U.S. Army Builds ‘Fake City’ in Virginia to Practice Military Occupation
Martial law training? 300 acre town includes sports stadium, school, underground subway
Paul Joseph Watson
February 14, 2014
The U.S. Army has built a 300 acre ‘fake city’ complete with a sports stadium, bank, school, and an underground subway in order to train for unspecified future combat scenarios.
The recently opened site is located in Virginia and was built at a cost of $96 million dollars, taking just two years to complete.
While the city was ostensibly built to prepare U.S. troops for the occupation of cities abroad, some will undoubtedly fear that the real intention could be closer to home. Although the site includes a mosque, the town looks American in every other way, with signs in English.
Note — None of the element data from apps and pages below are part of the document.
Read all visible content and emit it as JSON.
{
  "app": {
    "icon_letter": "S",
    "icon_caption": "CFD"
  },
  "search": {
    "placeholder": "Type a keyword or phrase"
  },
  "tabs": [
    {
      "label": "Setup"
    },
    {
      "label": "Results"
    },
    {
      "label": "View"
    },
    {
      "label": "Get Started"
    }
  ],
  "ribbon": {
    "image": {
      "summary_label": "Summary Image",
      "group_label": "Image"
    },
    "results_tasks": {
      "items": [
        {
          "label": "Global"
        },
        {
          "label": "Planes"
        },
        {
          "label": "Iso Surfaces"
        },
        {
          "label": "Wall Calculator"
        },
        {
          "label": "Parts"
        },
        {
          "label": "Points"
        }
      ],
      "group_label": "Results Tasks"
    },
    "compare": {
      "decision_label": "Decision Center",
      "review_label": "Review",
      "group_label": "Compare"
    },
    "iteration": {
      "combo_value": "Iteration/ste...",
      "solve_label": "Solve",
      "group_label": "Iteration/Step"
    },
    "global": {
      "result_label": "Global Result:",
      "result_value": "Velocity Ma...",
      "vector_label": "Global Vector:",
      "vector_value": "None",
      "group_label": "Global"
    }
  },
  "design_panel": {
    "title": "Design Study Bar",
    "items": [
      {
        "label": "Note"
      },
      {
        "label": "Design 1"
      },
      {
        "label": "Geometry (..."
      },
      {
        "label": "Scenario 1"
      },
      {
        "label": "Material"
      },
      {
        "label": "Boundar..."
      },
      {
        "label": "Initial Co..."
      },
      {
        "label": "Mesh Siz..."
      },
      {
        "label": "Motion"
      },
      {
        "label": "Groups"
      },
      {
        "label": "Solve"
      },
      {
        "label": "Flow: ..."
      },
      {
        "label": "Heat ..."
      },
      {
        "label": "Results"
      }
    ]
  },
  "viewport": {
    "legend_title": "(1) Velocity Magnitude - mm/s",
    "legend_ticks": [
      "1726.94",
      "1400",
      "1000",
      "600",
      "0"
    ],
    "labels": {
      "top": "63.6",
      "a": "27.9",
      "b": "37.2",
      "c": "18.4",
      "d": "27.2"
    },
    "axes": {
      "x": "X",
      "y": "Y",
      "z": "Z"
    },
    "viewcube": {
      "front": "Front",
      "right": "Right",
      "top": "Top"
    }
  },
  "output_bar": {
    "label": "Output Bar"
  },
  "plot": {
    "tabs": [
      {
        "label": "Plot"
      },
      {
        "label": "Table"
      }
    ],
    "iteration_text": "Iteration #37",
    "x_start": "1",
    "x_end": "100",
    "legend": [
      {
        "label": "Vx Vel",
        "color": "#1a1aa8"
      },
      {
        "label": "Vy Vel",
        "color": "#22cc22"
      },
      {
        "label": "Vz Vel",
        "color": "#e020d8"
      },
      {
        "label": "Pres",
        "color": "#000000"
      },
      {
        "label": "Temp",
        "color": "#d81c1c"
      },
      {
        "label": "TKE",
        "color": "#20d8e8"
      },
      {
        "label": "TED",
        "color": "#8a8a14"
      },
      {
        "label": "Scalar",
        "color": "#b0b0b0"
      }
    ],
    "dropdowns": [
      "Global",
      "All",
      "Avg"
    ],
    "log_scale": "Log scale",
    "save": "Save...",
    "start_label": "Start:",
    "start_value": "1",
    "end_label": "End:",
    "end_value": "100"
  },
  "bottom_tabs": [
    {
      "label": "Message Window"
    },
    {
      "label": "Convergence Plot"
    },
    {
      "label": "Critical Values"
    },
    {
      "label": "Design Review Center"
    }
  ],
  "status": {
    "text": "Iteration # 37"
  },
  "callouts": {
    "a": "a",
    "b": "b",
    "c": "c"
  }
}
The fact that, as the Telegraph reports, “The subway carriages even carry the same logo as the carriages in Washington DC,” could suggest that the site was built to double both as a foreign city and a mock domestic town.
According to Colonel John P. Petkosek, “This is the place where we can be creative, where we can come up with solutions for problems that we don’t even know we have yet….This is where we’ll look at solutions for the future–material solutions and non-material solutions…anything from how you’re going to operate in a subterranean environment to how you dismount a Humvee to avoid an IED strike.”